Dataset rows for apps and sites
┌──
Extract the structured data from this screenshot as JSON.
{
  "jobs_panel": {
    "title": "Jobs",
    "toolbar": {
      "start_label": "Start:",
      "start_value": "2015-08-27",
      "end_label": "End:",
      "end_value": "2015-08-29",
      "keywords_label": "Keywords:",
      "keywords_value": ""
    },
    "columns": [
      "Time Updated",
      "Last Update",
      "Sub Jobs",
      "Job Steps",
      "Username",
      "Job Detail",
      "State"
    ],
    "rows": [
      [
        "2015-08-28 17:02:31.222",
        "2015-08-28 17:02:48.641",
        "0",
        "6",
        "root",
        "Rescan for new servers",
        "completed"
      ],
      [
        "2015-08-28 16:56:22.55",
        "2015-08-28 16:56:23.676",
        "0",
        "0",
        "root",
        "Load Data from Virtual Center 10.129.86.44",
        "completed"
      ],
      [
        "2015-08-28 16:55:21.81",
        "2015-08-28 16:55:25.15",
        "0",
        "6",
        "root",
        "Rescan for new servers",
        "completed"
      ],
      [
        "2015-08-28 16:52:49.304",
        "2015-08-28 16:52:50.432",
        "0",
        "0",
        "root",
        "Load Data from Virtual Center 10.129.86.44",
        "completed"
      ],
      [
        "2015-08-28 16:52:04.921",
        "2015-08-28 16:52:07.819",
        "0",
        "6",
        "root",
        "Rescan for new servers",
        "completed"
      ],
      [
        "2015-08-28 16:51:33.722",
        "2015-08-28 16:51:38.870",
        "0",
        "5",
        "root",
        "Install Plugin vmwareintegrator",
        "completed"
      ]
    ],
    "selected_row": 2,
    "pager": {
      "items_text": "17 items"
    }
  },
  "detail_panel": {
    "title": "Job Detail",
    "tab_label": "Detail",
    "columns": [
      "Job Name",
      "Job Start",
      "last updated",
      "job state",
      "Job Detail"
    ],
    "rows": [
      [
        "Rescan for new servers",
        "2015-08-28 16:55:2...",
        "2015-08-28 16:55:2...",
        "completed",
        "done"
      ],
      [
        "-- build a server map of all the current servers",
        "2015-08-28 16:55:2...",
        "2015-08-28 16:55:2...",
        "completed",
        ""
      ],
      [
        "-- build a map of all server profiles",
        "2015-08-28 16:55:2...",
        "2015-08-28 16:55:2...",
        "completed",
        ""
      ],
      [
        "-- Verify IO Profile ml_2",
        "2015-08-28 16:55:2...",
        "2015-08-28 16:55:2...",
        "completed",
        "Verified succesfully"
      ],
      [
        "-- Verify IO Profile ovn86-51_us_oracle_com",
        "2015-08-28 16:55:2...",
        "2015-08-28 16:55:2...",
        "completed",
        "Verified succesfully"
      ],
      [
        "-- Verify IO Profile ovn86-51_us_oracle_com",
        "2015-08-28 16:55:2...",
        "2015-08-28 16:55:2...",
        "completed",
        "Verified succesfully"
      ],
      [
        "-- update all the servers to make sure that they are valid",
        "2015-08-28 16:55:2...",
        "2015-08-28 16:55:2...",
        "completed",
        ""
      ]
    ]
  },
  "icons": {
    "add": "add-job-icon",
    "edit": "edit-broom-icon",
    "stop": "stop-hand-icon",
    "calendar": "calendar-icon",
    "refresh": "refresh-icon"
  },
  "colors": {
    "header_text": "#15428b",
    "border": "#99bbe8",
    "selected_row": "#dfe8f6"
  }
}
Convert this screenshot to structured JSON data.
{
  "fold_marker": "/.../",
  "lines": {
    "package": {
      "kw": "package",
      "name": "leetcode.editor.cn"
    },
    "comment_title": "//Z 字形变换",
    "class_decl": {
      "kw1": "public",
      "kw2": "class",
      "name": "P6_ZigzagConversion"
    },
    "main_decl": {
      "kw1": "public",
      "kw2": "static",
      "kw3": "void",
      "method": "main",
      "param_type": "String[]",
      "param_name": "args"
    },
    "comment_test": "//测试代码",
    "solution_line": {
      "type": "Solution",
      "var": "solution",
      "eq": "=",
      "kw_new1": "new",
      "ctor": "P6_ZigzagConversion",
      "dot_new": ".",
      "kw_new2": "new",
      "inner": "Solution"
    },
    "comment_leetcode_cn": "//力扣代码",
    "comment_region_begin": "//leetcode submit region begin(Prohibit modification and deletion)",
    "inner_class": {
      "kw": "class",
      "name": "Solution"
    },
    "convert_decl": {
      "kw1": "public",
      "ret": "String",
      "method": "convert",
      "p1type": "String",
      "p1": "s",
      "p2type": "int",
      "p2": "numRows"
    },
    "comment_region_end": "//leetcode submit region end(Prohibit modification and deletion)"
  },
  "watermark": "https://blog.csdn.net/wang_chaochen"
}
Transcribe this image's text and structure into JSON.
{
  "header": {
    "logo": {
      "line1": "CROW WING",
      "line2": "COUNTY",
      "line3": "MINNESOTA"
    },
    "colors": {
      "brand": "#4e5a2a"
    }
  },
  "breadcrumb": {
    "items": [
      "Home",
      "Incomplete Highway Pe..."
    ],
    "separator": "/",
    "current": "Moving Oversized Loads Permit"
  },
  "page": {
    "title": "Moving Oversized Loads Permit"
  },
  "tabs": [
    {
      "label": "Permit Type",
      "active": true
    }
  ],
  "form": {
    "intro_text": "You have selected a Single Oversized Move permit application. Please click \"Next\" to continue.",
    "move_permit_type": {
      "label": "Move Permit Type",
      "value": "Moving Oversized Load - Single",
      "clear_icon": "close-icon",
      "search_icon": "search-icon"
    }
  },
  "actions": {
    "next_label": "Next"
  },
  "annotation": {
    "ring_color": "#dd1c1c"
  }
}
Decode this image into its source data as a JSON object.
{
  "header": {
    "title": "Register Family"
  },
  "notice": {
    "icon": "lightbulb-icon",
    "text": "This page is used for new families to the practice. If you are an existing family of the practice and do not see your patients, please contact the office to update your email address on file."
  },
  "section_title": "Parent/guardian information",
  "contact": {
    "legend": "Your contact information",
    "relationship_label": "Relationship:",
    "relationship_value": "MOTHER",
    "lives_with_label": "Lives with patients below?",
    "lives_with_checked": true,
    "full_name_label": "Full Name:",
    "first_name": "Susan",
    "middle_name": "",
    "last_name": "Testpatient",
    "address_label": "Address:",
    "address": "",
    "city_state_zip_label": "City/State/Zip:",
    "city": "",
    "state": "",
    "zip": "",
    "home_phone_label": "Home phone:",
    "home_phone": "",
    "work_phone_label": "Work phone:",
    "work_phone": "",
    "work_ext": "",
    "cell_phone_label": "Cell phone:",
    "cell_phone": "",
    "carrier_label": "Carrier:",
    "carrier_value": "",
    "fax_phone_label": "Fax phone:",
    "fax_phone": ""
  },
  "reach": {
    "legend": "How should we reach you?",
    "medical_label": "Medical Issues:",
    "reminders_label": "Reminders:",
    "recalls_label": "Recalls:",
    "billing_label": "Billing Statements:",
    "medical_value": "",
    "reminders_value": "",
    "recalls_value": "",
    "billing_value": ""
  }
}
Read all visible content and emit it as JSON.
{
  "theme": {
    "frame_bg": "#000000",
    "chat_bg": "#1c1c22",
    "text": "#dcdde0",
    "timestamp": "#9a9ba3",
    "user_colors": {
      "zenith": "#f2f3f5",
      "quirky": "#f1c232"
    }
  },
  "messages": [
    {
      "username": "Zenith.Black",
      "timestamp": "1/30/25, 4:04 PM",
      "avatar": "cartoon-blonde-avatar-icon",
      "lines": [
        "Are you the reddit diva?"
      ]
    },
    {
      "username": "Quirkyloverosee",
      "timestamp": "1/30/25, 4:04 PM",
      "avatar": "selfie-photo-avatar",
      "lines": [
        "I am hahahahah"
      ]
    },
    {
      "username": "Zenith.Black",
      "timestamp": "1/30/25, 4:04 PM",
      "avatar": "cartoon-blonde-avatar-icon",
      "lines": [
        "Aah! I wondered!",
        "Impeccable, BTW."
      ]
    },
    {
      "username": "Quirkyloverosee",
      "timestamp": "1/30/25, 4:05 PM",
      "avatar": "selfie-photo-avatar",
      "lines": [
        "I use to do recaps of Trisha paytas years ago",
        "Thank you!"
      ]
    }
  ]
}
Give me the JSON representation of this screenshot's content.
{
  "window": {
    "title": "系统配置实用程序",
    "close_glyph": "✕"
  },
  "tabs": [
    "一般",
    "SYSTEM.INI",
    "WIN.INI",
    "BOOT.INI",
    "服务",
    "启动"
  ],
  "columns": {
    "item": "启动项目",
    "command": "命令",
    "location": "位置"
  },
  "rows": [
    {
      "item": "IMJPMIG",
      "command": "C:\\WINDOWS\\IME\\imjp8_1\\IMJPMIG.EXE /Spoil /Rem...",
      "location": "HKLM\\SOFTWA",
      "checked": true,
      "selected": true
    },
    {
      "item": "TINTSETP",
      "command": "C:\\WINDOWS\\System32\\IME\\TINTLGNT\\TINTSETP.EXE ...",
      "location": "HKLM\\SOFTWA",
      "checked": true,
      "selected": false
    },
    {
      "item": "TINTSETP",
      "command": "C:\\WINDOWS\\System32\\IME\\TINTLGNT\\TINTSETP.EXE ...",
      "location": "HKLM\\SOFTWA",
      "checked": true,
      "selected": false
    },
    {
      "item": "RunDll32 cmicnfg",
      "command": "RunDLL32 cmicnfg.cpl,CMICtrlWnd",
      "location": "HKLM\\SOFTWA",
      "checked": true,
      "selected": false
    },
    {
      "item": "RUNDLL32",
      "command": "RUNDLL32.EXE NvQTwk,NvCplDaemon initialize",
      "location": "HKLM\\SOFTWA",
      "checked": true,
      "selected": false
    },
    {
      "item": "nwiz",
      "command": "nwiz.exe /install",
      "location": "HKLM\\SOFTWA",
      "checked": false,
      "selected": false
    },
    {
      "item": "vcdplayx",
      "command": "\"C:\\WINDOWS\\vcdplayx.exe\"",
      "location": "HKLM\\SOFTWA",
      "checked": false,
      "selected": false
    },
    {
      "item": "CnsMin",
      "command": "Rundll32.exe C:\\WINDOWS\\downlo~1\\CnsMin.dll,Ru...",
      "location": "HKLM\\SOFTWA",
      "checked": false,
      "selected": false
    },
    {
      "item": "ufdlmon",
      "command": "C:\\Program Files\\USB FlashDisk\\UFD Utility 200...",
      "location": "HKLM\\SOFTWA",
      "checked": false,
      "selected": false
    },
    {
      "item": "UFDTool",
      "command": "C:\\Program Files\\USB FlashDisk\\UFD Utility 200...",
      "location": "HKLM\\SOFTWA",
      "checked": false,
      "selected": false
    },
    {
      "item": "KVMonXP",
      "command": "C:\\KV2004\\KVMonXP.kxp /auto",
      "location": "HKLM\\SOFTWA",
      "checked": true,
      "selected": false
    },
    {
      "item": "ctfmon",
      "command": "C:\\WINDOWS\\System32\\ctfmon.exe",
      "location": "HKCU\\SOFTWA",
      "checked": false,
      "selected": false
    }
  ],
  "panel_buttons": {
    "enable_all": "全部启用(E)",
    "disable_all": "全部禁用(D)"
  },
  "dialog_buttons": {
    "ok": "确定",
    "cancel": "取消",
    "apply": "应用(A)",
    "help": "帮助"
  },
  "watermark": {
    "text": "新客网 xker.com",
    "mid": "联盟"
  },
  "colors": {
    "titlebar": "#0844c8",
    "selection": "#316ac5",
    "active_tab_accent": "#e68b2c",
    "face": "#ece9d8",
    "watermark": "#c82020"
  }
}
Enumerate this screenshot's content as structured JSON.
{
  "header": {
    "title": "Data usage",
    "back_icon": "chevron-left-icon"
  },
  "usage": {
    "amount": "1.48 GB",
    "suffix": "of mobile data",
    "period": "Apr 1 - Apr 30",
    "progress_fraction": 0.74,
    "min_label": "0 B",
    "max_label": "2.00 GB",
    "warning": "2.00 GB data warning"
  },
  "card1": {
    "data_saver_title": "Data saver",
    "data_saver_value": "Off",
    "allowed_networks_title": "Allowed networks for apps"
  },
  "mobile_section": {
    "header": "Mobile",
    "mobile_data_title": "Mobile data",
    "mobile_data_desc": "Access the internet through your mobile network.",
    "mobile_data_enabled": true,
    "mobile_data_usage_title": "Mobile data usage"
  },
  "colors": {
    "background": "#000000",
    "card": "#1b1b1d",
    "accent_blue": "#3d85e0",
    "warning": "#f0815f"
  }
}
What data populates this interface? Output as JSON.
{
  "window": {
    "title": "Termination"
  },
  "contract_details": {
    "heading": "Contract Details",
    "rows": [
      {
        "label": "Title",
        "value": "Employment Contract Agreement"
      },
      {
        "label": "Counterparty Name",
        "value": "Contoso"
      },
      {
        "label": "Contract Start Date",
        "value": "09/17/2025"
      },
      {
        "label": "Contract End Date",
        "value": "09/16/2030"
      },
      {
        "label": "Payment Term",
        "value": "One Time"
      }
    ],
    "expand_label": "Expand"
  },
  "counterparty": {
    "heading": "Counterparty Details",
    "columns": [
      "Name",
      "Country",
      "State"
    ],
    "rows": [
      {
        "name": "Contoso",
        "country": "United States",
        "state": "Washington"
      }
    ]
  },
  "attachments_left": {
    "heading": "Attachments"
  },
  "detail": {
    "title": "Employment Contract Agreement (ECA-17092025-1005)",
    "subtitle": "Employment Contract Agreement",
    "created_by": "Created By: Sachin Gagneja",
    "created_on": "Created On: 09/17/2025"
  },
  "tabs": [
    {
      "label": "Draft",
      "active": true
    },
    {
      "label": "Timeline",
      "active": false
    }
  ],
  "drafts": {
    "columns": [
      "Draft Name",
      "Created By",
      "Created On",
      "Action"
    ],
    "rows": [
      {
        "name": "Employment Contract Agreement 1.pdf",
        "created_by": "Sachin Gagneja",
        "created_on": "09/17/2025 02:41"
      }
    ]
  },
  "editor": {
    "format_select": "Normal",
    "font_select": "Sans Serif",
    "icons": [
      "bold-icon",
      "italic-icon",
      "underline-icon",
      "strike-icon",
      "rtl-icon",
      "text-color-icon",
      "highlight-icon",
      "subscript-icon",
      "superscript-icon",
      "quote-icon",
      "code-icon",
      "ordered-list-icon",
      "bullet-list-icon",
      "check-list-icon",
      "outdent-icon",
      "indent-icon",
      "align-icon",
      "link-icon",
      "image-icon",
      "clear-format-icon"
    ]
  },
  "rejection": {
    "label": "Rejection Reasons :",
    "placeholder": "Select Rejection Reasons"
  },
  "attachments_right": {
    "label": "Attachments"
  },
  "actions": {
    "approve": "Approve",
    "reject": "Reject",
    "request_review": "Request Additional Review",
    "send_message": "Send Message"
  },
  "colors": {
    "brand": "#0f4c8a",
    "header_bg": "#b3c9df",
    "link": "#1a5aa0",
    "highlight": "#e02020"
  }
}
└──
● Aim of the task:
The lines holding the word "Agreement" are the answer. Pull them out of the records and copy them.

● Exercise response:
        "value": "Employment Contract Agreement"
    "title": "Employment Contract Agreement (ECA-17092025-1005)",
    "subtitle": "Employment Contract Agreement",
        "name": "Employment Contract Agreement 1.pdf",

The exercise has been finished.